● **EXTRACTED RECORDS**:
□ □ □ □ □ □ □

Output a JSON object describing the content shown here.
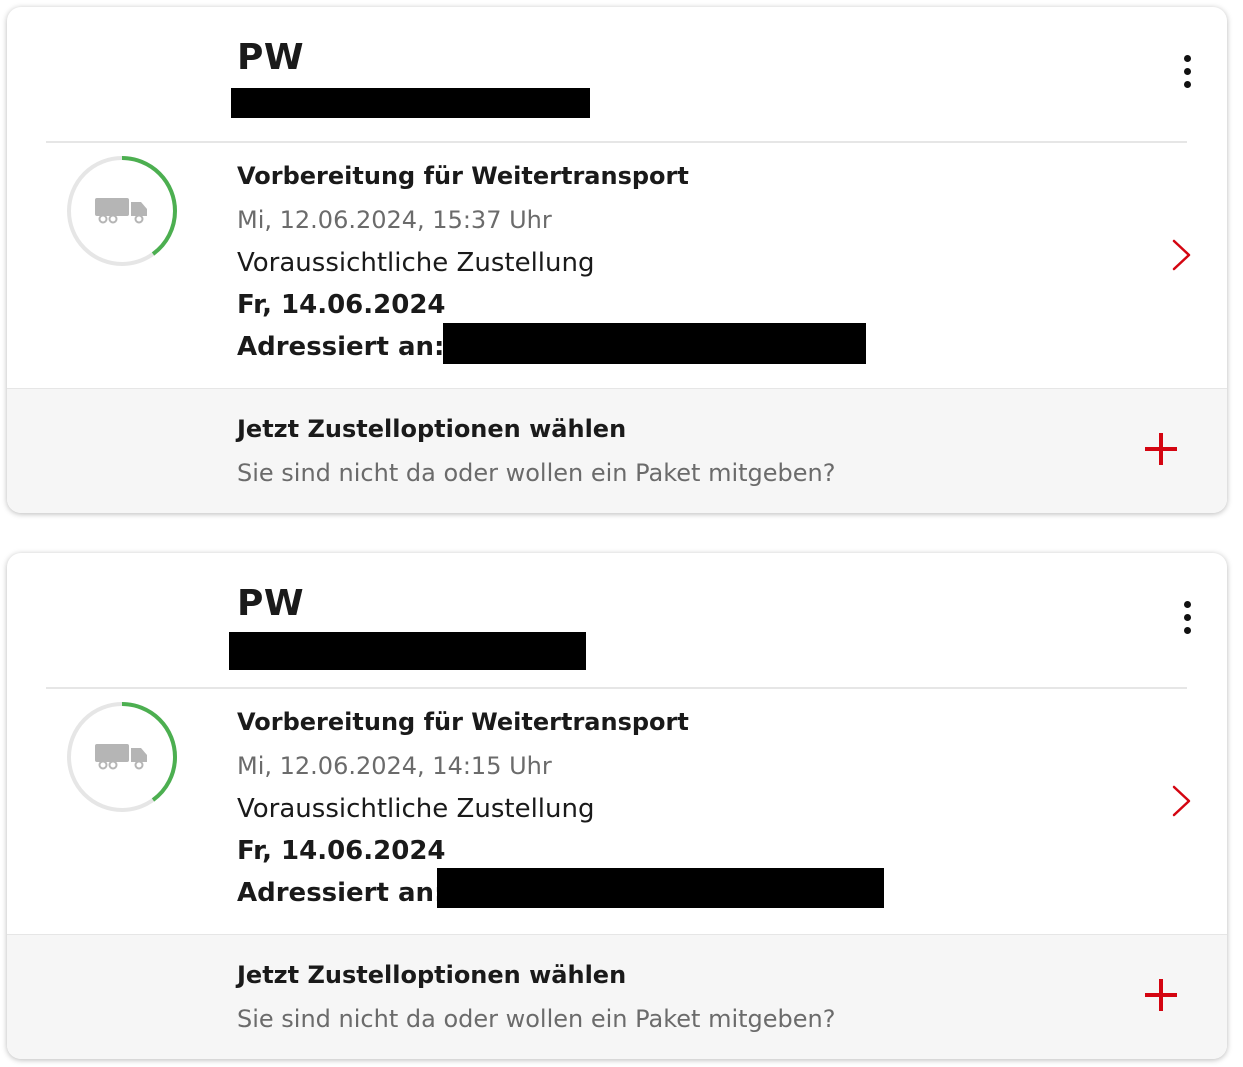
{
  "colors": {
    "accent_red": "#d40511",
    "progress_green": "#4caf50",
    "progress_track": "#e6e6e6",
    "truck_gray": "#b5b5b5",
    "redaction": "#000000"
  },
  "shipments": [
    {
      "sender": "PW",
      "status_title": "Vorbereitung für Weitertransport",
      "status_time": "Mi, 12.06.2024, 15:37 Uhr",
      "eta_label": "Voraussichtliche Zustellung",
      "eta_date": "Fr, 14.06.2024",
      "addressed_label": "Adressiert an:",
      "progress_fraction": 0.4,
      "status_icon": "truck-icon",
      "options_title": "Jetzt Zustelloptionen wählen",
      "options_subtitle": "Sie sind nicht da oder wollen ein Paket mitgeben?"
    },
    {
      "sender": "PW",
      "status_title": "Vorbereitung für Weitertransport",
      "status_time": "Mi, 12.06.2024, 14:15 Uhr",
      "eta_label": "Voraussichtliche Zustellung",
      "eta_date": "Fr, 14.06.2024",
      "addressed_label": "Adressiert an:",
      "progress_fraction": 0.4,
      "status_icon": "truck-icon",
      "options_title": "Jetzt Zustelloptionen wählen",
      "options_subtitle": "Sie sind nicht da oder wollen ein Paket mitgeben?"
    }
  ]
}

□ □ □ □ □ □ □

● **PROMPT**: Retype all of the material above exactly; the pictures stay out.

● **ANSWER SPACE**:
Output a JSON object describing the content shown here.
{
  "colors": {
    "accent_red": "#d40511",
    "progress_green": "#4caf50",
    "progress_track": "#e6e6e6",
    "truck_gray": "#b5b5b5",
    "redaction": "#000000"
  },
  "shipments": [
    {
      "sender": "PW",
      "status_title": "Vorbereitung für Weitertransport",
      "status_time": "Mi, 12.06.2024, 15:37 Uhr",
      "eta_label": "Voraussichtliche Zustellung",
      "eta_date": "Fr, 14.06.2024",
      "addressed_label": "Adressiert an:",
      "progress_fraction": 0.4,
      "status_icon": "truck-icon",
      "options_title": "Jetzt Zustelloptionen wählen",
      "options_subtitle": "Sie sind nicht da oder wollen ein Paket mitgeben?"
    },
    {
      "sender": "PW",
      "status_title": "Vorbereitung für Weitertransport",
      "status_time": "Mi, 12.06.2024, 14:15 Uhr",
      "eta_label": "Voraussichtliche Zustellung",
      "eta_date": "Fr, 14.06.2024",
      "addressed_label": "Adressiert an:",
      "progress_fraction": 0.4,
      "status_icon": "truck-icon",
      "options_title": "Jetzt Zustelloptionen wählen",
      "options_subtitle": "Sie sind nicht da oder wollen ein Paket mitgeben?"
    }
  ]
}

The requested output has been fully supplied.